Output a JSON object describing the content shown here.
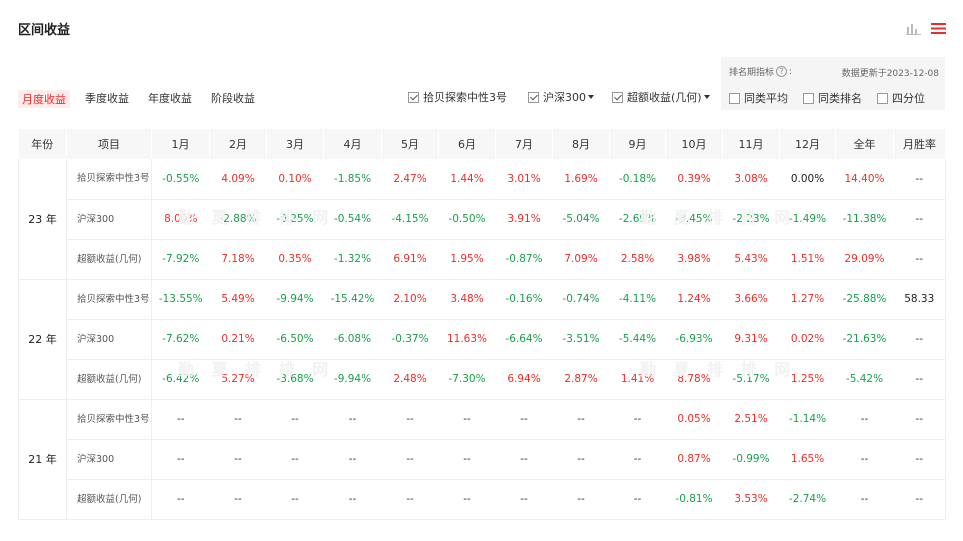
{
  "header": {
    "title": "区间收益"
  },
  "tabs": [
    {
      "label": "月度收益",
      "active": true
    },
    {
      "label": "季度收益",
      "active": false
    },
    {
      "label": "年度收益",
      "active": false
    },
    {
      "label": "阶段收益",
      "active": false
    }
  ],
  "filters": {
    "fund": {
      "label": "拾贝探索中性3号",
      "checked": true
    },
    "index": {
      "label": "沪深300",
      "checked": true
    },
    "excess": {
      "label": "超额收益(几何)",
      "checked": true
    }
  },
  "ranking": {
    "label": "排名期指标",
    "help_icon": "?",
    "suffix": ":",
    "update_text": "数据更新于2023-12-08",
    "options": [
      {
        "label": "同类平均",
        "checked": false
      },
      {
        "label": "同类排名",
        "checked": false
      },
      {
        "label": "四分位",
        "checked": false
      }
    ]
  },
  "watermark": "勤 夏 排 排 网",
  "table": {
    "headers": [
      "年份",
      "项目",
      "1月",
      "2月",
      "3月",
      "4月",
      "5月",
      "6月",
      "7月",
      "8月",
      "9月",
      "10月",
      "11月",
      "12月",
      "全年",
      "月胜率"
    ],
    "groups": [
      {
        "year": "23 年",
        "rows": [
          {
            "item": "拾贝探索中性3号",
            "values": [
              "-0.55%",
              "4.09%",
              "0.10%",
              "-1.85%",
              "2.47%",
              "1.44%",
              "3.01%",
              "1.69%",
              "-0.18%",
              "0.39%",
              "3.08%",
              "0.00%",
              "14.40%",
              "--"
            ]
          },
          {
            "item": "沪深300",
            "values": [
              "8.00%",
              "-2.88%",
              "-0.25%",
              "-0.54%",
              "-4.15%",
              "-0.50%",
              "3.91%",
              "-5.04%",
              "-2.69%",
              "-3.45%",
              "-2.23%",
              "-1.49%",
              "-11.38%",
              "--"
            ]
          },
          {
            "item": "超额收益(几何)",
            "values": [
              "-7.92%",
              "7.18%",
              "0.35%",
              "-1.32%",
              "6.91%",
              "1.95%",
              "-0.87%",
              "7.09%",
              "2.58%",
              "3.98%",
              "5.43%",
              "1.51%",
              "29.09%",
              "--"
            ]
          }
        ]
      },
      {
        "year": "22 年",
        "rows": [
          {
            "item": "拾贝探索中性3号",
            "values": [
              "-13.55%",
              "5.49%",
              "-9.94%",
              "-15.42%",
              "2.10%",
              "3.48%",
              "-0.16%",
              "-0.74%",
              "-4.11%",
              "1.24%",
              "3.66%",
              "1.27%",
              "-25.88%",
              "58.33"
            ]
          },
          {
            "item": "沪深300",
            "values": [
              "-7.62%",
              "0.21%",
              "-6.50%",
              "-6.08%",
              "-0.37%",
              "11.63%",
              "-6.64%",
              "-3.51%",
              "-5.44%",
              "-6.93%",
              "9.31%",
              "0.02%",
              "-21.63%",
              "--"
            ]
          },
          {
            "item": "超额收益(几何)",
            "values": [
              "-6.42%",
              "5.27%",
              "-3.68%",
              "-9.94%",
              "2.48%",
              "-7.30%",
              "6.94%",
              "2.87%",
              "1.41%",
              "8.78%",
              "-5.17%",
              "1.25%",
              "-5.42%",
              "--"
            ]
          }
        ]
      },
      {
        "year": "21 年",
        "rows": [
          {
            "item": "拾贝探索中性3号",
            "values": [
              "--",
              "--",
              "--",
              "--",
              "--",
              "--",
              "--",
              "--",
              "--",
              "0.05%",
              "2.51%",
              "-1.14%",
              "--",
              "--"
            ]
          },
          {
            "item": "沪深300",
            "values": [
              "--",
              "--",
              "--",
              "--",
              "--",
              "--",
              "--",
              "--",
              "--",
              "0.87%",
              "-0.99%",
              "1.65%",
              "--",
              "--"
            ]
          },
          {
            "item": "超额收益(几何)",
            "values": [
              "--",
              "--",
              "--",
              "--",
              "--",
              "--",
              "--",
              "--",
              "--",
              "-0.81%",
              "3.53%",
              "-2.74%",
              "--",
              "--"
            ]
          }
        ]
      }
    ]
  },
  "colors": {
    "positive": "#e0312c",
    "negative": "#1a9e4a",
    "accent": "#e0312c"
  },
  "icons": {
    "chart": "bar-chart-icon",
    "menu": "menu-icon"
  }
}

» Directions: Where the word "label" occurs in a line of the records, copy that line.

» Finished exercise:
      "label": "月度收益",
      "label": "季度收益",
      "label": "年度收益",
      "label": "阶段收益",
      "label": "拾贝探索中性3号",
      "label": "沪深300",
      "label": "超额收益(几何)",
    "label": "排名期指标",
        "label": "同类平均",
        "label": "同类排名",
        "label": "四分位",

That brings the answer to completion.